A recent decision by California state legislators may have far-reaching implications on the burgeoning cannabidiol (“CBD”) market and a negative effect on patients taking the cannabinoid for health reasons. The public health department's Food and Drug Branch (“FDB”) issued a memo last month banning CBD oil derived from industrial hemp, arguing that only CBD extracted from cannabis falls under their jurisdiction. The memo makes clear that the public health department’s Manufactured Cannabis Safety Branch (MCSB) “regulates medicinal and adult-use manufactured cannabis products.”
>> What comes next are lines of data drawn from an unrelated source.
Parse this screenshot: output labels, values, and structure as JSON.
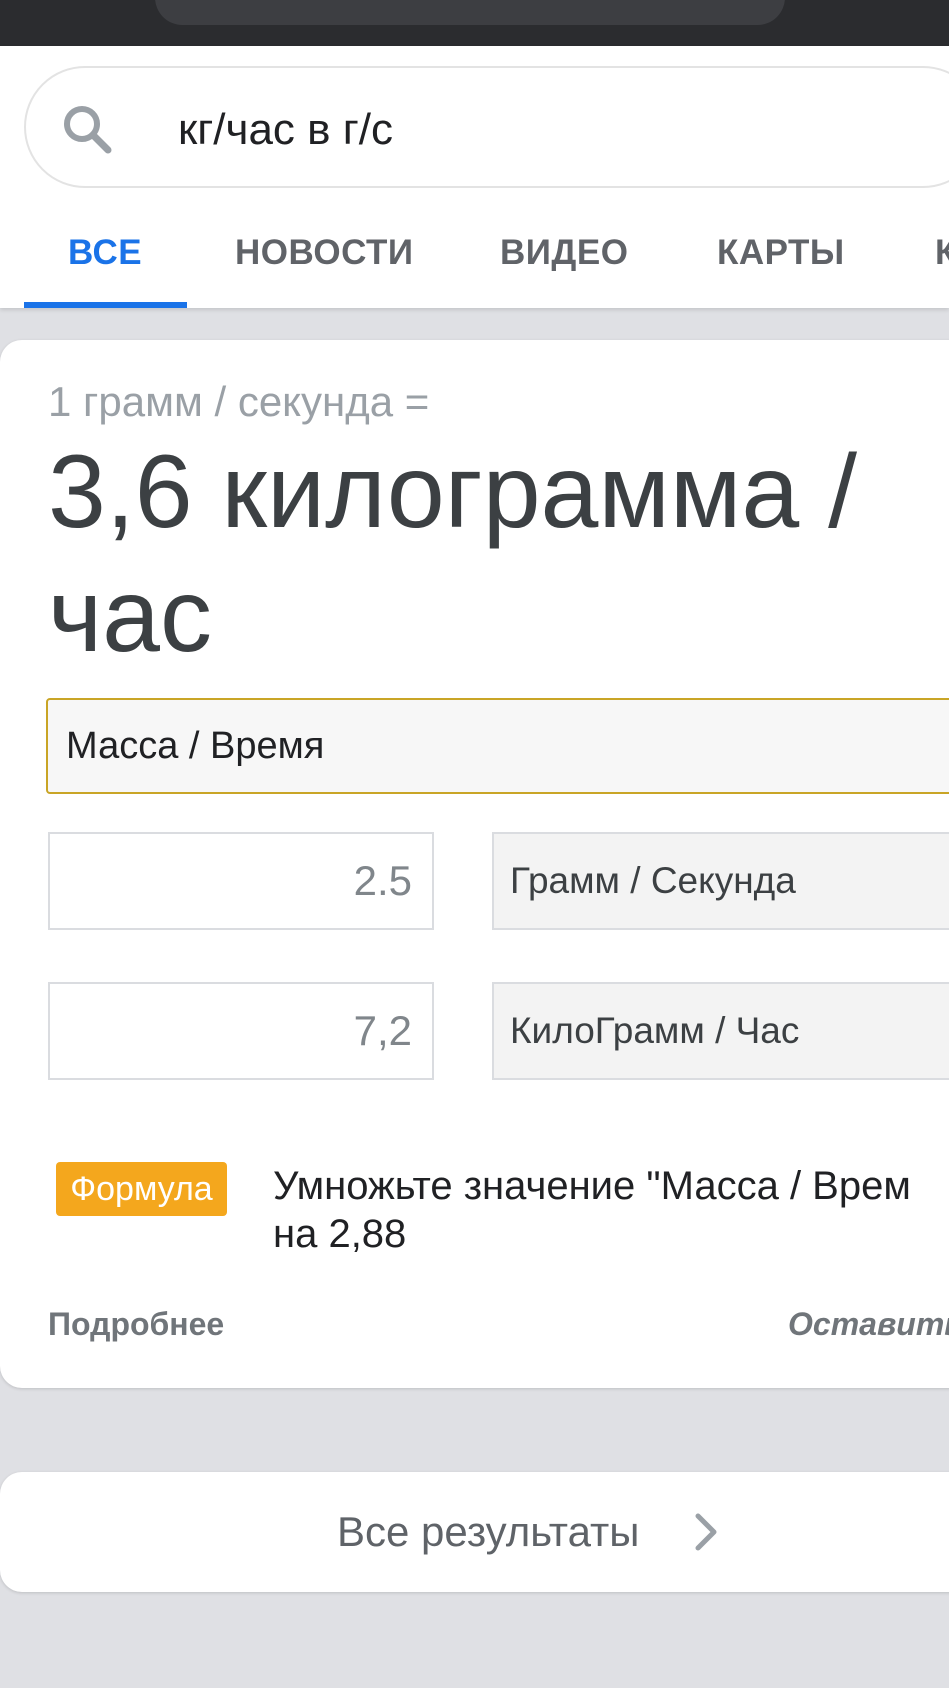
{
  "search": {
    "query": "кг/час в г/с",
    "icon": "search-icon"
  },
  "tabs": [
    {
      "label": "ВСЕ",
      "active": true
    },
    {
      "label": "НОВОСТИ",
      "active": false
    },
    {
      "label": "ВИДЕО",
      "active": false
    },
    {
      "label": "КАРТЫ",
      "active": false
    },
    {
      "label": "К",
      "active": false
    }
  ],
  "converter": {
    "result_sub": "1 грамм / секунда =",
    "result_main": "3,6 килограмма / час",
    "category": "Масса / Время",
    "from": {
      "value": "2.5",
      "unit": "Грамм / Секунда"
    },
    "to": {
      "value": "7,2",
      "unit": "КилоГрамм / Час"
    },
    "formula_badge": "Формула",
    "formula_line1": "Умножьте значение \"Масса / Врем",
    "formula_line2": "на 2,88",
    "more_link": "Подробнее",
    "feedback_link": "Оставить о"
  },
  "all_results": {
    "label": "Все результаты",
    "icon": "chevron-right-icon"
  },
  "colors": {
    "accent": "#1a73e8",
    "formula_badge": "#f4a71d",
    "category_border": "#c9a526"
  }
}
This memo argues that while California is willing to defy the federal government when it comes to the manufacturing and sale of adult-use cannabis products, it's not going to challenge their stance on industrial hemp. “Until the FDA rules that industrial hemp-derived CBD oil and CBD products can be used as a food or California makes a determination that they are safe to use for human and animal consumption, CBD products are not an approved food, food ingredient, food additive, or dietary supplement,” the memo states.
The move will surely add to the already mounting confusion on the legality of CBD products in addition to the difference between psychoactive cannabis and hemp. While the word cannabis is indicative of the genus of plants, the federal government is more interested in the concentrations of cannabinoids – mainly THC, which is known for the “high” it produces when consumed. Industrial hemp is defined as cannabis with 0.3 percent THC or less; cannabis contains larger concentrations and is what you would find in a dispensary.
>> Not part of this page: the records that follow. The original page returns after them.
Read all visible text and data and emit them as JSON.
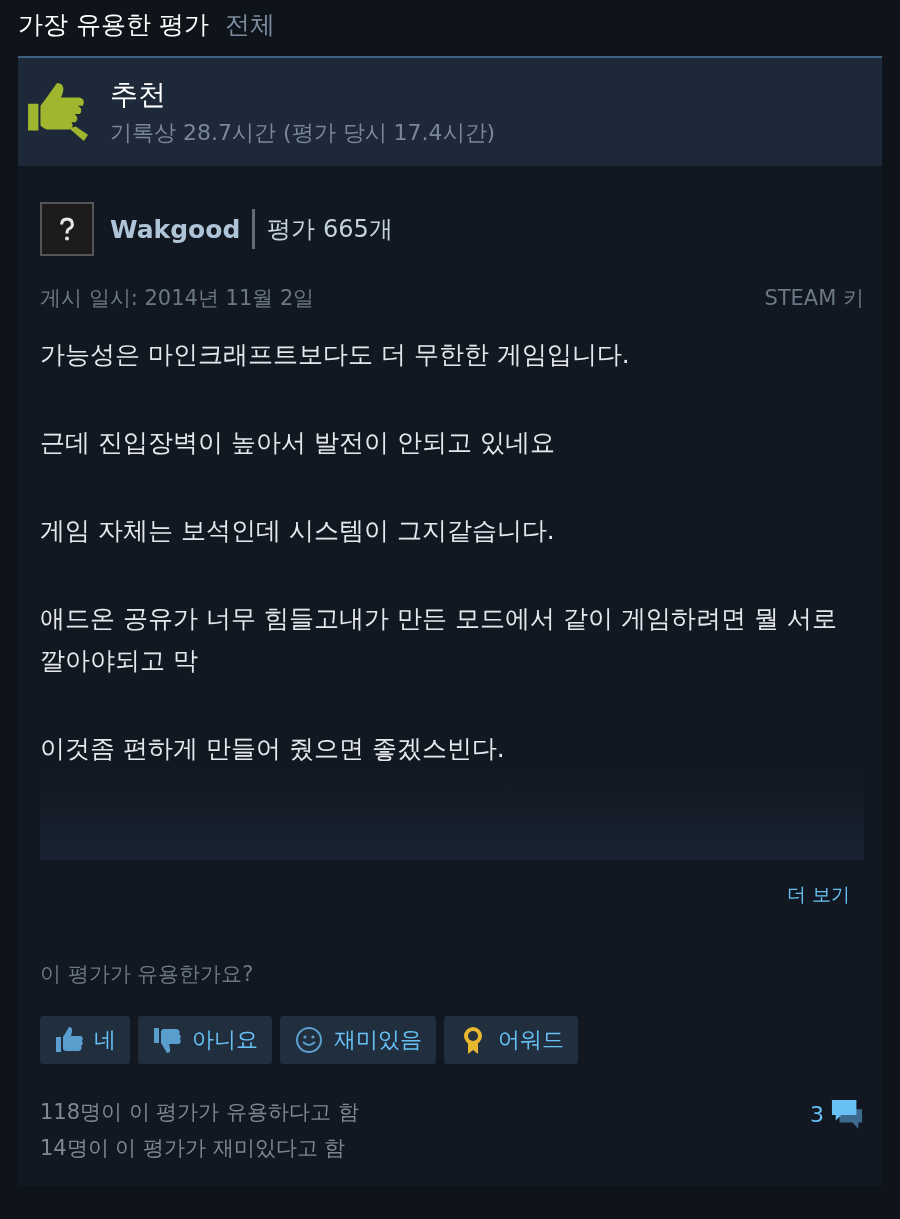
{
  "section": {
    "title": "가장 유용한 평가",
    "link": "전체"
  },
  "verdict": {
    "kind": "recommended",
    "label": "추천",
    "hours": "기록상 28.7시간 (평가 당시 17.4시간)"
  },
  "author": {
    "name": "Wakgood",
    "review_count": "평가 665개"
  },
  "posted": "게시 일시: 2014년 11월 2일",
  "source": "STEAM 키",
  "paragraphs": [
    "가능성은 마인크래프트보다도 더 무한한 게임입니다.",
    "근데 진입장벽이 높아서 발전이 안되고 있네요",
    "게임 자체는 보석인데 시스템이 그지같습니다.",
    "애드온 공유가 너무 힘들고내가 만든 모드에서 같이 게임하려면 뭘 서로 깔아야되고 막",
    "이것좀 편하게 만들어 줬으면 좋겠스빈다."
  ],
  "read_more": "더 보기",
  "question": "이 평가가 유용한가요?",
  "vote_buttons": [
    {
      "kind": "yes",
      "label": "네"
    },
    {
      "kind": "no",
      "label": "아니요"
    },
    {
      "kind": "funny",
      "label": "재미있음"
    },
    {
      "kind": "award",
      "label": "어워드"
    }
  ],
  "stats": [
    "118명이 이 평가가 유용하다고 함",
    "14명이 이 평가가 재미있다고 함"
  ],
  "comment_count": "3"
}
“This is devastating for small businesses in California that rely on hemp-derived CBD,” said Dana Cisneros, a fellow cannabis industry attorney, in an interview with Hemp Industry Daily. “This is also devastating for patients that cannot afford to purchase cannabis-derived CBD products sold in Bureau of Cannabis Control-licensed retail establishments.”
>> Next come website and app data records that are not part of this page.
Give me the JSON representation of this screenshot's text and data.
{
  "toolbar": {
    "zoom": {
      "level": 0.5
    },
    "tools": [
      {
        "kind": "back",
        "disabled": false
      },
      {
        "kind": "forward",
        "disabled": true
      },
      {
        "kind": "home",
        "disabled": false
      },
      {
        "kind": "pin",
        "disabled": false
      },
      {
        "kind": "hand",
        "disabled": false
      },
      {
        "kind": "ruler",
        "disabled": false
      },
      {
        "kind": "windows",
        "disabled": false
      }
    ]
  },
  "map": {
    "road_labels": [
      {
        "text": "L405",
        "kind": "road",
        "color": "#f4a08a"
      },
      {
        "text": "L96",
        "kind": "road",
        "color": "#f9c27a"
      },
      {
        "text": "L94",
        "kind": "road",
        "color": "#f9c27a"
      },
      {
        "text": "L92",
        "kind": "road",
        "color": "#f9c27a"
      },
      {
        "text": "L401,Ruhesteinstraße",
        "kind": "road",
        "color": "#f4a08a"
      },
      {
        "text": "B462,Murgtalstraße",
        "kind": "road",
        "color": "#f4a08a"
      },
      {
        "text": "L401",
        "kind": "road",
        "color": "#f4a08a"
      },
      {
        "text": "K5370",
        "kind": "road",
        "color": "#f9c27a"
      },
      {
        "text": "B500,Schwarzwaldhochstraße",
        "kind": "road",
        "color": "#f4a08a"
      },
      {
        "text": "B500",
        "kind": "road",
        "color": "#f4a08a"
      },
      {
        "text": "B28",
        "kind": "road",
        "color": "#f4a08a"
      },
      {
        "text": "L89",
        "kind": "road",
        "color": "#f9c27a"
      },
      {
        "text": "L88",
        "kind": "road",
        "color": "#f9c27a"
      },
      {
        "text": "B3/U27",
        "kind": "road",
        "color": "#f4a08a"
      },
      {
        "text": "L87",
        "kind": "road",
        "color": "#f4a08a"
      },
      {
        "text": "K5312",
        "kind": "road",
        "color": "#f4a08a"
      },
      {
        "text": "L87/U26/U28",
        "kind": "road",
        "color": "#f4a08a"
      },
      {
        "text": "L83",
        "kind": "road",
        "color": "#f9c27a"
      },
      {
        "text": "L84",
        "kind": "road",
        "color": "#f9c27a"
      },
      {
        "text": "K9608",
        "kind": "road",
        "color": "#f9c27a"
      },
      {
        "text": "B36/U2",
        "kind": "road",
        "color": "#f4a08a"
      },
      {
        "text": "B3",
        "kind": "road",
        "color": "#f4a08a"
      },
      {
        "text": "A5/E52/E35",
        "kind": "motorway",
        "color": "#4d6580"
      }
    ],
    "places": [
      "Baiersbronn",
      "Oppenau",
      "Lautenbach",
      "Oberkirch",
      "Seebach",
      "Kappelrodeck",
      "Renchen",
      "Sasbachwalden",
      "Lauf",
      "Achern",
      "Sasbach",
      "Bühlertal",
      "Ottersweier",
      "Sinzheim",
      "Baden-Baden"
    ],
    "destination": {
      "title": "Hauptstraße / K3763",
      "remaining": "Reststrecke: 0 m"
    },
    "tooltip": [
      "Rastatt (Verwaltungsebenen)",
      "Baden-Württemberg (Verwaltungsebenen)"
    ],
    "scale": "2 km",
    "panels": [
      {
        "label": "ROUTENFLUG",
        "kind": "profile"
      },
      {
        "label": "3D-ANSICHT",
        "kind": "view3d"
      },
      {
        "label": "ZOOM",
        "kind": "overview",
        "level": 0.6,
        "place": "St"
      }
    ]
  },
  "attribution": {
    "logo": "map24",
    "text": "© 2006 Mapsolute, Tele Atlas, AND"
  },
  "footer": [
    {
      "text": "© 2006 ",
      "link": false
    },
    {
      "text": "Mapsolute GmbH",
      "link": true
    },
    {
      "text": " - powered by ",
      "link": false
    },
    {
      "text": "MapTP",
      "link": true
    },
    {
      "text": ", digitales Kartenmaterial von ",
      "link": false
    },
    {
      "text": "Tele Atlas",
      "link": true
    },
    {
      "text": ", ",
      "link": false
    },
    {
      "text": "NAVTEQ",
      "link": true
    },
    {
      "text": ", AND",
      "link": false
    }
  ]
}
Advocates for hemp-derived CBD argue that the ban will make it more expensive to obtain the cannabinoid, as producers will need to cultivate specific high-CBD strains in order to keep up with demand. Hemp is often easier and cheaper to grow and offers certain other chemical compounds, such as terpenes, that may have potential medicinal value.
David Kani is a California based trial lawyer, author, and social commentator. Connect with David at [hidden email] or to book David to speak at your event, please contact [hidden email].